Without the pictures, return each record as it appears.

═════ Given records

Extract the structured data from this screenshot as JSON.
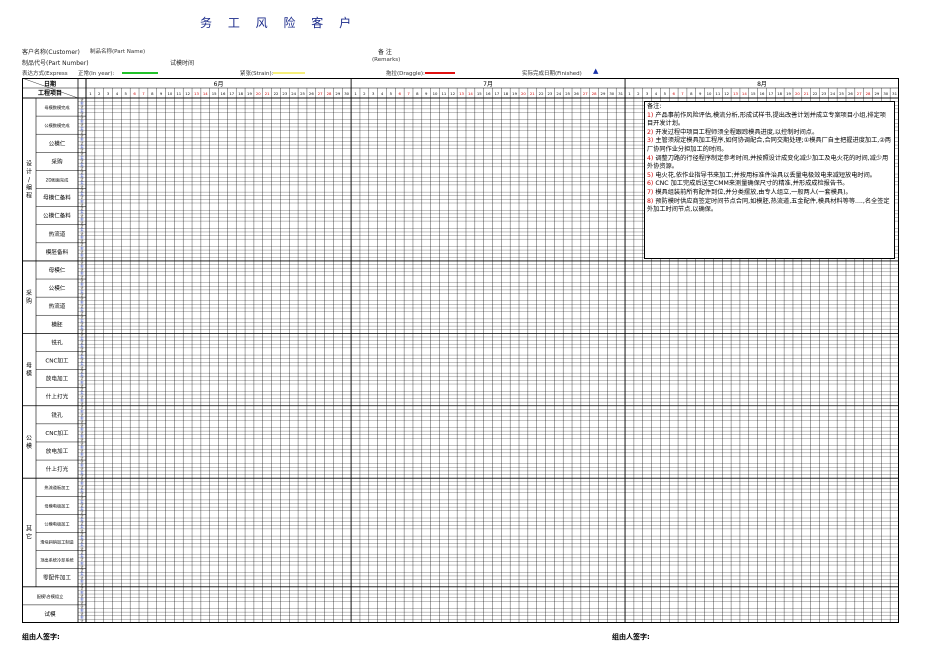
{
  "title": "<span class=\"t1\">务 工 风 险 客 户</span>",
  "header": {
    "customer_label": "客户名称(Customer)",
    "part_name_label": "制品名称(Part Name)",
    "part_number_label": "制品代号(Part Number)",
    "trial_time_label": "试模时间",
    "remarks_label": "备 注",
    "remarks_en": "(Remarks)",
    "express_label": "表达方式(Express",
    "normal_label": "正常(In year):",
    "tension_label": "紧张(Strain):",
    "struggle_label": "拖拉(Draggle):",
    "finished_label": "实际完成日期(Finished)",
    "colors": {
      "normal": "#22c32a",
      "tension": "#f6ef7a",
      "struggle": "#e01010",
      "finished": "#1a33aa"
    }
  },
  "months": [
    {
      "label": "6月",
      "days": 30
    },
    {
      "label": "7月",
      "days": 31
    },
    {
      "label": "8月",
      "days": 31
    }
  ],
  "left_header": {
    "date": "日期",
    "process": "工程项目"
  },
  "plan_labels": {
    "plan": "计",
    "actual": "实"
  },
  "groups": [
    {
      "label": "设计/编程",
      "items": [
        "母模数模完成",
        "公模数模完成",
        "公模仁",
        "采购",
        "2D图面完成",
        "母模仁备料",
        "公模仁备料",
        "热流道",
        "模胚备料"
      ]
    },
    {
      "label": "采购",
      "items": [
        "母模仁",
        "公模仁",
        "热流道",
        "模胚"
      ]
    },
    {
      "label": "母模",
      "items": [
        "铣孔",
        "CNC加工",
        "放电加工",
        "什上打光"
      ]
    },
    {
      "label": "公模",
      "items": [
        "铣孔",
        "CNC加工",
        "放电加工",
        "什上打光"
      ]
    },
    {
      "label": "其它",
      "items": [
        "热流道板加工",
        "母模电极加工",
        "公模电极加工",
        "滑块斜销加工制造",
        "顶出系统冷却系统",
        "零配件加工"
      ]
    },
    {
      "label": "",
      "items": [
        "配模\\合模组立",
        "试模"
      ]
    }
  ],
  "notes": {
    "title": "备注:",
    "items": [
      {
        "num": "1)",
        "text": "产品事前作风险评估,模流分析,形成试样书,提出改善计划并成立专案项目小组,排定项目开发计划。"
      },
      {
        "num": "2)",
        "text": "开发过程中项目工程师须全程跟踪模具进度,以控制时间点。"
      },
      {
        "num": "3)",
        "text": "主管须规定模具加工程序,如何协调配合,合同交期处理;①模具厂自主把握进度加工,②两厂协同作业分担加工的时间。"
      },
      {
        "num": "4)",
        "text": "调整刀路的行径程序制定参考时间,并按照设计成变化减少加工及电火花的时间,减少用外协资源。"
      },
      {
        "num": "5)",
        "text": "电火花,依作业指导书来加工;并按用标准件治具以丢量电极效电来减短放电时间。"
      },
      {
        "num": "6)",
        "text": "CNC 加工完成后送至CMM来测量确保尺寸的精准,并形成成检报告书。"
      },
      {
        "num": "7)",
        "text": "模具组装前所有配件到位,并分类摆放,由专人组立,一般两人(一套模具)。"
      },
      {
        "num": "8)",
        "text": "预防模时供应商签定时间节点合同,如模胚,热流道,五金配件,模具材料等等....,名全签定外加工时间节点,以确保。"
      }
    ]
  },
  "footer": {
    "left_sign": "组由人签字:",
    "right_sign": "组由人签字:"
  }
}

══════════

* Reply to the exercise *
Extract the structured data from this screenshot as JSON.
{
  "title": "<span class=\"t1\">务 工 风 险 客 户</span>",
  "header": {
    "customer_label": "客户名称(Customer)",
    "part_name_label": "制品名称(Part Name)",
    "part_number_label": "制品代号(Part Number)",
    "trial_time_label": "试模时间",
    "remarks_label": "备 注",
    "remarks_en": "(Remarks)",
    "express_label": "表达方式(Express",
    "normal_label": "正常(In year):",
    "tension_label": "紧张(Strain):",
    "struggle_label": "拖拉(Draggle):",
    "finished_label": "实际完成日期(Finished)",
    "colors": {
      "normal": "#22c32a",
      "tension": "#f6ef7a",
      "struggle": "#e01010",
      "finished": "#1a33aa"
    }
  },
  "months": [
    {
      "label": "6月",
      "days": 30
    },
    {
      "label": "7月",
      "days": 31
    },
    {
      "label": "8月",
      "days": 31
    }
  ],
  "left_header": {
    "date": "日期",
    "process": "工程项目"
  },
  "plan_labels": {
    "plan": "计",
    "actual": "实"
  },
  "groups": [
    {
      "label": "设计/编程",
      "items": [
        "母模数模完成",
        "公模数模完成",
        "公模仁",
        "采购",
        "2D图面完成",
        "母模仁备料",
        "公模仁备料",
        "热流道",
        "模胚备料"
      ]
    },
    {
      "label": "采购",
      "items": [
        "母模仁",
        "公模仁",
        "热流道",
        "模胚"
      ]
    },
    {
      "label": "母模",
      "items": [
        "铣孔",
        "CNC加工",
        "放电加工",
        "什上打光"
      ]
    },
    {
      "label": "公模",
      "items": [
        "铣孔",
        "CNC加工",
        "放电加工",
        "什上打光"
      ]
    },
    {
      "label": "其它",
      "items": [
        "热流道板加工",
        "母模电极加工",
        "公模电极加工",
        "滑块斜销加工制造",
        "顶出系统冷却系统",
        "零配件加工"
      ]
    },
    {
      "label": "",
      "items": [
        "配模\\合模组立",
        "试模"
      ]
    }
  ],
  "notes": {
    "title": "备注:",
    "items": [
      {
        "num": "1)",
        "text": "产品事前作风险评估,模流分析,形成试样书,提出改善计划并成立专案项目小组,排定项目开发计划。"
      },
      {
        "num": "2)",
        "text": "开发过程中项目工程师须全程跟踪模具进度,以控制时间点。"
      },
      {
        "num": "3)",
        "text": "主管须规定模具加工程序,如何协调配合,合同交期处理;①模具厂自主把握进度加工,②两厂协同作业分担加工的时间。"
      },
      {
        "num": "4)",
        "text": "调整刀路的行径程序制定参考时间,并按照设计成变化减少加工及电火花的时间,减少用外协资源。"
      },
      {
        "num": "5)",
        "text": "电火花,依作业指导书来加工;并按用标准件治具以丢量电极效电来减短放电时间。"
      },
      {
        "num": "6)",
        "text": "CNC 加工完成后送至CMM来测量确保尺寸的精准,并形成成检报告书。"
      },
      {
        "num": "7)",
        "text": "模具组装前所有配件到位,并分类摆放,由专人组立,一般两人(一套模具)。"
      },
      {
        "num": "8)",
        "text": "预防模时供应商签定时间节点合同,如模胚,热流道,五金配件,模具材料等等....,名全签定外加工时间节点,以确保。"
      }
    ]
  },
  "footer": {
    "left_sign": "组由人签字:",
    "right_sign": "组由人签字:"
  }
}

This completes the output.